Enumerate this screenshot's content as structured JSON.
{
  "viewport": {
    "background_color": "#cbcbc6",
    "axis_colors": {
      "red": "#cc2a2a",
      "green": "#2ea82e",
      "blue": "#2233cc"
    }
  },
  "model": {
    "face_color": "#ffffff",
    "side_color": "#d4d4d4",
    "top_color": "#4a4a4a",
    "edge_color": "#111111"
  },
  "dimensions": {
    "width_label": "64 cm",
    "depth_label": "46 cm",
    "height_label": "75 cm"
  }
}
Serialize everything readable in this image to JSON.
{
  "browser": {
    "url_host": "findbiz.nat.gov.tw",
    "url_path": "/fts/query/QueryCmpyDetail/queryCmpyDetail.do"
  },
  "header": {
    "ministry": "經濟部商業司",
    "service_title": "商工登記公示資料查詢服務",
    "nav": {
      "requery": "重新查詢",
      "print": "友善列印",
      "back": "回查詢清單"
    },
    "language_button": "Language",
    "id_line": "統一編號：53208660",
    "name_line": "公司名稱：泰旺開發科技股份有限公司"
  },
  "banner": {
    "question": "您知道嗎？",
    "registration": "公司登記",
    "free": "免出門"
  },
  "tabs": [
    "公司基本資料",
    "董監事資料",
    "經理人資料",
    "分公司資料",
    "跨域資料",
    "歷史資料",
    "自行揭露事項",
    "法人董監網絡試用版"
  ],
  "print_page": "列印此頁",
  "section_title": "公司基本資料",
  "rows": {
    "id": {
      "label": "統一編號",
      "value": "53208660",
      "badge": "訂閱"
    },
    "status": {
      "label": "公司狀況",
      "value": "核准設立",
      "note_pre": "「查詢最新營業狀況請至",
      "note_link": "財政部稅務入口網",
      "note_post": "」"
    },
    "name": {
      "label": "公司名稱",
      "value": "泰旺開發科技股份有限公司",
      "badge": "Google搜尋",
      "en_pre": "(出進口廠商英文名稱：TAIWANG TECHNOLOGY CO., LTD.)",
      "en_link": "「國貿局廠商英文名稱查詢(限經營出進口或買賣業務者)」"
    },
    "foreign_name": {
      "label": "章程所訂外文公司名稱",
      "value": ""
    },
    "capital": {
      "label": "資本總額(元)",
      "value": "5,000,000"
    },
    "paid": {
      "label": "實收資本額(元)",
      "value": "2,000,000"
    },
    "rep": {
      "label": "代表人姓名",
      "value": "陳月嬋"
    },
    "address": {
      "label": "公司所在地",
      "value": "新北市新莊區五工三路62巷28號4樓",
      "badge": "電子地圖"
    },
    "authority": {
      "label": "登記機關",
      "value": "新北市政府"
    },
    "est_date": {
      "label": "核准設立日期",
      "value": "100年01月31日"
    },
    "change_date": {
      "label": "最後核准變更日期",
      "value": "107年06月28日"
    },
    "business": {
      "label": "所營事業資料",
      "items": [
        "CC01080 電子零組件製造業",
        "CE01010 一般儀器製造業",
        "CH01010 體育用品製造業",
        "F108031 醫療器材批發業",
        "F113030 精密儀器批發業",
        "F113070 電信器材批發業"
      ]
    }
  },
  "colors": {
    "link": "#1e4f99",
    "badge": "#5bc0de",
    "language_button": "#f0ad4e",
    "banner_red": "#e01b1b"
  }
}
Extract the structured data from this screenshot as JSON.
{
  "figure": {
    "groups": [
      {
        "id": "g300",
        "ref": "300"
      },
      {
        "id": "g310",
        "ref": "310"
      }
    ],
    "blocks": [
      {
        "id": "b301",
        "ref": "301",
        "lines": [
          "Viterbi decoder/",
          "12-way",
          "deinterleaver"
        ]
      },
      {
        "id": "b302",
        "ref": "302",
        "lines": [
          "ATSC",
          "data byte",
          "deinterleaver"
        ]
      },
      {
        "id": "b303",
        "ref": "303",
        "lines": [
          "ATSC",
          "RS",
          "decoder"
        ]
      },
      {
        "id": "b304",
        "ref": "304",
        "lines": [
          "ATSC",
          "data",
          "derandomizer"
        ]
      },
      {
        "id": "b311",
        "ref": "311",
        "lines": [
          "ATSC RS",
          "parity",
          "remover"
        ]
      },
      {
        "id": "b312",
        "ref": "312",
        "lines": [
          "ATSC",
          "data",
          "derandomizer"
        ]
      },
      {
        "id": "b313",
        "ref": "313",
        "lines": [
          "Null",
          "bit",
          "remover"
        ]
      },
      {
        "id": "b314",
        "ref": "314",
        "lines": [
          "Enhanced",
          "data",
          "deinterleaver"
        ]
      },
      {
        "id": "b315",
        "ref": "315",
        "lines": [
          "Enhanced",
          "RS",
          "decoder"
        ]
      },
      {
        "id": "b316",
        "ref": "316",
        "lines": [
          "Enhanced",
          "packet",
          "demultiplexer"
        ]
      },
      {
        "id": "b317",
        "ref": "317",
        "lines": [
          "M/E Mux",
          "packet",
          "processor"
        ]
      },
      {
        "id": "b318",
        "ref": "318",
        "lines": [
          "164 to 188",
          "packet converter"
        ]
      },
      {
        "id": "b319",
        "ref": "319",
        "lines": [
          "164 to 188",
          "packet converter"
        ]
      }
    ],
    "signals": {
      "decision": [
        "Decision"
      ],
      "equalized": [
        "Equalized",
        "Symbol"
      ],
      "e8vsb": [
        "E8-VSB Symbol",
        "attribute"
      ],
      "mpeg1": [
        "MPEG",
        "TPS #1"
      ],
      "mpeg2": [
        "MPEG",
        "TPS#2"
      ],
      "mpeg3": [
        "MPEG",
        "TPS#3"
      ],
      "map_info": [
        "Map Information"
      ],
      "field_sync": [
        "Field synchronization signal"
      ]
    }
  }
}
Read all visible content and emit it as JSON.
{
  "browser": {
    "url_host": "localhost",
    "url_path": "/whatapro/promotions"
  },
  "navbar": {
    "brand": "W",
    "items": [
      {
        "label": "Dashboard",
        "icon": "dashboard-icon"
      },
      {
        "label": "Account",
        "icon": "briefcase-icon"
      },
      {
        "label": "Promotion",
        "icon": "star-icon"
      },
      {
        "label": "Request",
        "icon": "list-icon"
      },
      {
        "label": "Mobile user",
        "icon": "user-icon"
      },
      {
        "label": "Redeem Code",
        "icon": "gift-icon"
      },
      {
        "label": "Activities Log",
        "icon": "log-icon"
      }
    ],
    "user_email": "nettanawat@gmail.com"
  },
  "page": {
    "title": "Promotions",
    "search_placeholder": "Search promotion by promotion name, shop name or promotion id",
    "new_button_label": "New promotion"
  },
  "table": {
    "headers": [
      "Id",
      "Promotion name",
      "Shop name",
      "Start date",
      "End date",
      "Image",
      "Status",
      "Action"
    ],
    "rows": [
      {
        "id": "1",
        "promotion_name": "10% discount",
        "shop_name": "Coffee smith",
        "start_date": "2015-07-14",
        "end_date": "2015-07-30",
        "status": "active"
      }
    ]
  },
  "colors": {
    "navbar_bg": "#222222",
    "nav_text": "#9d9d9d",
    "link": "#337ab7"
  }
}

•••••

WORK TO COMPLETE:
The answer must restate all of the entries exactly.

RESULT:
Enumerate this screenshot's content as structured JSON.
{
  "viewport": {
    "background_color": "#cbcbc6",
    "axis_colors": {
      "red": "#cc2a2a",
      "green": "#2ea82e",
      "blue": "#2233cc"
    }
  },
  "model": {
    "face_color": "#ffffff",
    "side_color": "#d4d4d4",
    "top_color": "#4a4a4a",
    "edge_color": "#111111"
  },
  "dimensions": {
    "width_label": "64 cm",
    "depth_label": "46 cm",
    "height_label": "75 cm"
  }
}
Serialize everything readable in this image to JSON.
{
  "browser": {
    "url_host": "findbiz.nat.gov.tw",
    "url_path": "/fts/query/QueryCmpyDetail/queryCmpyDetail.do"
  },
  "header": {
    "ministry": "經濟部商業司",
    "service_title": "商工登記公示資料查詢服務",
    "nav": {
      "requery": "重新查詢",
      "print": "友善列印",
      "back": "回查詢清單"
    },
    "language_button": "Language",
    "id_line": "統一編號：53208660",
    "name_line": "公司名稱：泰旺開發科技股份有限公司"
  },
  "banner": {
    "question": "您知道嗎？",
    "registration": "公司登記",
    "free": "免出門"
  },
  "tabs": [
    "公司基本資料",
    "董監事資料",
    "經理人資料",
    "分公司資料",
    "跨域資料",
    "歷史資料",
    "自行揭露事項",
    "法人董監網絡試用版"
  ],
  "print_page": "列印此頁",
  "section_title": "公司基本資料",
  "rows": {
    "id": {
      "label": "統一編號",
      "value": "53208660",
      "badge": "訂閱"
    },
    "status": {
      "label": "公司狀況",
      "value": "核准設立",
      "note_pre": "「查詢最新營業狀況請至",
      "note_link": "財政部稅務入口網",
      "note_post": "」"
    },
    "name": {
      "label": "公司名稱",
      "value": "泰旺開發科技股份有限公司",
      "badge": "Google搜尋",
      "en_pre": "(出進口廠商英文名稱：TAIWANG TECHNOLOGY CO., LTD.)",
      "en_link": "「國貿局廠商英文名稱查詢(限經營出進口或買賣業務者)」"
    },
    "foreign_name": {
      "label": "章程所訂外文公司名稱",
      "value": ""
    },
    "capital": {
      "label": "資本總額(元)",
      "value": "5,000,000"
    },
    "paid": {
      "label": "實收資本額(元)",
      "value": "2,000,000"
    },
    "rep": {
      "label": "代表人姓名",
      "value": "陳月嬋"
    },
    "address": {
      "label": "公司所在地",
      "value": "新北市新莊區五工三路62巷28號4樓",
      "badge": "電子地圖"
    },
    "authority": {
      "label": "登記機關",
      "value": "新北市政府"
    },
    "est_date": {
      "label": "核准設立日期",
      "value": "100年01月31日"
    },
    "change_date": {
      "label": "最後核准變更日期",
      "value": "107年06月28日"
    },
    "business": {
      "label": "所營事業資料",
      "items": [
        "CC01080 電子零組件製造業",
        "CE01010 一般儀器製造業",
        "CH01010 體育用品製造業",
        "F108031 醫療器材批發業",
        "F113030 精密儀器批發業",
        "F113070 電信器材批發業"
      ]
    }
  },
  "colors": {
    "link": "#1e4f99",
    "badge": "#5bc0de",
    "language_button": "#f0ad4e",
    "banner_red": "#e01b1b"
  }
}
Extract the structured data from this screenshot as JSON.
{
  "figure": {
    "groups": [
      {
        "id": "g300",
        "ref": "300"
      },
      {
        "id": "g310",
        "ref": "310"
      }
    ],
    "blocks": [
      {
        "id": "b301",
        "ref": "301",
        "lines": [
          "Viterbi decoder/",
          "12-way",
          "deinterleaver"
        ]
      },
      {
        "id": "b302",
        "ref": "302",
        "lines": [
          "ATSC",
          "data byte",
          "deinterleaver"
        ]
      },
      {
        "id": "b303",
        "ref": "303",
        "lines": [
          "ATSC",
          "RS",
          "decoder"
        ]
      },
      {
        "id": "b304",
        "ref": "304",
        "lines": [
          "ATSC",
          "data",
          "derandomizer"
        ]
      },
      {
        "id": "b311",
        "ref": "311",
        "lines": [
          "ATSC RS",
          "parity",
          "remover"
        ]
      },
      {
        "id": "b312",
        "ref": "312",
        "lines": [
          "ATSC",
          "data",
          "derandomizer"
        ]
      },
      {
        "id": "b313",
        "ref": "313",
        "lines": [
          "Null",
          "bit",
          "remover"
        ]
      },
      {
        "id": "b314",
        "ref": "314",
        "lines": [
          "Enhanced",
          "data",
          "deinterleaver"
        ]
      },
      {
        "id": "b315",
        "ref": "315",
        "lines": [
          "Enhanced",
          "RS",
          "decoder"
        ]
      },
      {
        "id": "b316",
        "ref": "316",
        "lines": [
          "Enhanced",
          "packet",
          "demultiplexer"
        ]
      },
      {
        "id": "b317",
        "ref": "317",
        "lines": [
          "M/E Mux",
          "packet",
          "processor"
        ]
      },
      {
        "id": "b318",
        "ref": "318",
        "lines": [
          "164 to 188",
          "packet converter"
        ]
      },
      {
        "id": "b319",
        "ref": "319",
        "lines": [
          "164 to 188",
          "packet converter"
        ]
      }
    ],
    "signals": {
      "decision": [
        "Decision"
      ],
      "equalized": [
        "Equalized",
        "Symbol"
      ],
      "e8vsb": [
        "E8-VSB Symbol",
        "attribute"
      ],
      "mpeg1": [
        "MPEG",
        "TPS #1"
      ],
      "mpeg2": [
        "MPEG",
        "TPS#2"
      ],
      "mpeg3": [
        "MPEG",
        "TPS#3"
      ],
      "map_info": [
        "Map Information"
      ],
      "field_sync": [
        "Field synchronization signal"
      ]
    }
  }
}
Read all visible content and emit it as JSON.
{
  "browser": {
    "url_host": "localhost",
    "url_path": "/whatapro/promotions"
  },
  "navbar": {
    "brand": "W",
    "items": [
      {
        "label": "Dashboard",
        "icon": "dashboard-icon"
      },
      {
        "label": "Account",
        "icon": "briefcase-icon"
      },
      {
        "label": "Promotion",
        "icon": "star-icon"
      },
      {
        "label": "Request",
        "icon": "list-icon"
      },
      {
        "label": "Mobile user",
        "icon": "user-icon"
      },
      {
        "label": "Redeem Code",
        "icon": "gift-icon"
      },
      {
        "label": "Activities Log",
        "icon": "log-icon"
      }
    ],
    "user_email": "nettanawat@gmail.com"
  },
  "page": {
    "title": "Promotions",
    "search_placeholder": "Search promotion by promotion name, shop name or promotion id",
    "new_button_label": "New promotion"
  },
  "table": {
    "headers": [
      "Id",
      "Promotion name",
      "Shop name",
      "Start date",
      "End date",
      "Image",
      "Status",
      "Action"
    ],
    "rows": [
      {
        "id": "1",
        "promotion_name": "10% discount",
        "shop_name": "Coffee smith",
        "start_date": "2015-07-14",
        "end_date": "2015-07-30",
        "status": "active"
      }
    ]
  },
  "colors": {
    "navbar_bg": "#222222",
    "nav_text": "#9d9d9d",
    "link": "#337ab7"
  }
}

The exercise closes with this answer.